My father, Neil Smith, spent his early teenage years close the Murray at Swan Hill. His later teenage years were in an ancestral house in South Melbourne, built by his grandfather (or great grandfather), who had worked in port management. His uncle, who had inherited the house, also worked in port management.

Before training as a teacher, my father worked as a numbertaker and ticket seller at Princes Pier. His boats came after a few rural-school postings. The longest (and happiest) prewar stay was at Tooradin North (1936-41), boarding in Tooradin 'a pretty little fishing village', in Stella Maris boarding house. He alternated between weekends in South Melbourne (socialising), and having Melbourne friends come to Tooradin for picnics and to go boating.

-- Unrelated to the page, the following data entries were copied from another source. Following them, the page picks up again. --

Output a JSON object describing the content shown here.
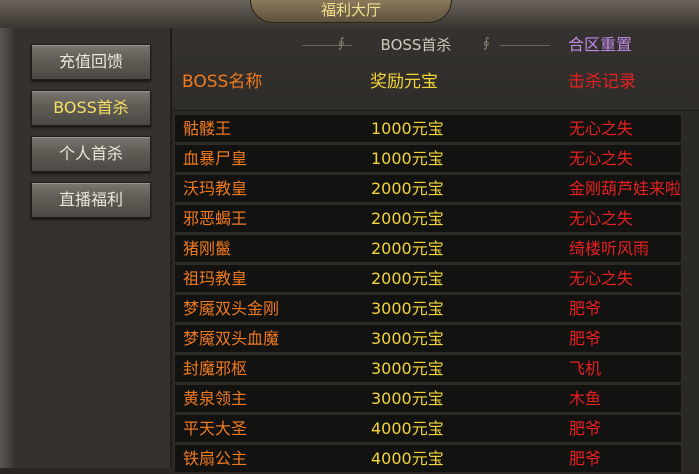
{
  "window": {
    "title": "福利大厅"
  },
  "sidebar": {
    "items": [
      {
        "label": "充值回馈",
        "active": false
      },
      {
        "label": "BOSS首杀",
        "active": true
      },
      {
        "label": "个人首杀",
        "active": false
      },
      {
        "label": "直播福利",
        "active": false
      }
    ]
  },
  "panel": {
    "title": "BOSS首杀",
    "reset_label": "合区重置",
    "columns": {
      "name": "BOSS名称",
      "reward": "奖励元宝",
      "kill": "击杀记录"
    },
    "rows": [
      {
        "name": "骷髅王",
        "reward": "1000元宝",
        "kill": "无心之失"
      },
      {
        "name": "血暴尸皇",
        "reward": "1000元宝",
        "kill": "无心之失"
      },
      {
        "name": "沃玛教皇",
        "reward": "2000元宝",
        "kill": "金刚葫芦娃来啦"
      },
      {
        "name": "邪恶蝎王",
        "reward": "2000元宝",
        "kill": "无心之失"
      },
      {
        "name": "猪刚鬣",
        "reward": "2000元宝",
        "kill": "绮楼听风雨"
      },
      {
        "name": "祖玛教皇",
        "reward": "2000元宝",
        "kill": "无心之失"
      },
      {
        "name": "梦魇双头金刚",
        "reward": "3000元宝",
        "kill": "肥爷"
      },
      {
        "name": "梦魇双头血魔",
        "reward": "3000元宝",
        "kill": "肥爷"
      },
      {
        "name": "封魔邪枢",
        "reward": "3000元宝",
        "kill": "飞机"
      },
      {
        "name": "黄泉领主",
        "reward": "3000元宝",
        "kill": "木鱼"
      },
      {
        "name": "平天大圣",
        "reward": "4000元宝",
        "kill": "肥爷"
      },
      {
        "name": "铁扇公主",
        "reward": "4000元宝",
        "kill": "肥爷"
      }
    ]
  },
  "colors": {
    "name": "#f07a20",
    "reward": "#f2d43a",
    "kill": "#e82020",
    "reset": "#c089e6",
    "active_tab": "#f6e063"
  }
}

He bought a small dinghy with an outboard motor, and named it 'Felix Kasper', after the world champion iceskater, although the boat could achieve only 6 kn [11 km/h] at best. He stepped up to a larger boat (unnamed), and then to a beautifully-made double-diagonal-plank sailing dinghy with an outboard ('Jessie', the only one with a photo in the family album).

Two stories became family legends: he had a young girl out one day, and the motor ran out of fuel. Although she could hardly have had aviation experience, she was scared that the boat would sink if the motor stopped. On another occasion, he had the stationmaster out fishing. The boat got stuck on the mud in the falling tide, and the evening train to or from Melbourne was stranded at Tooradin, unable to get a signal; its whistling could be heard from the water.

With the advent of WWII, the boat (and his piano) were sold in 1941.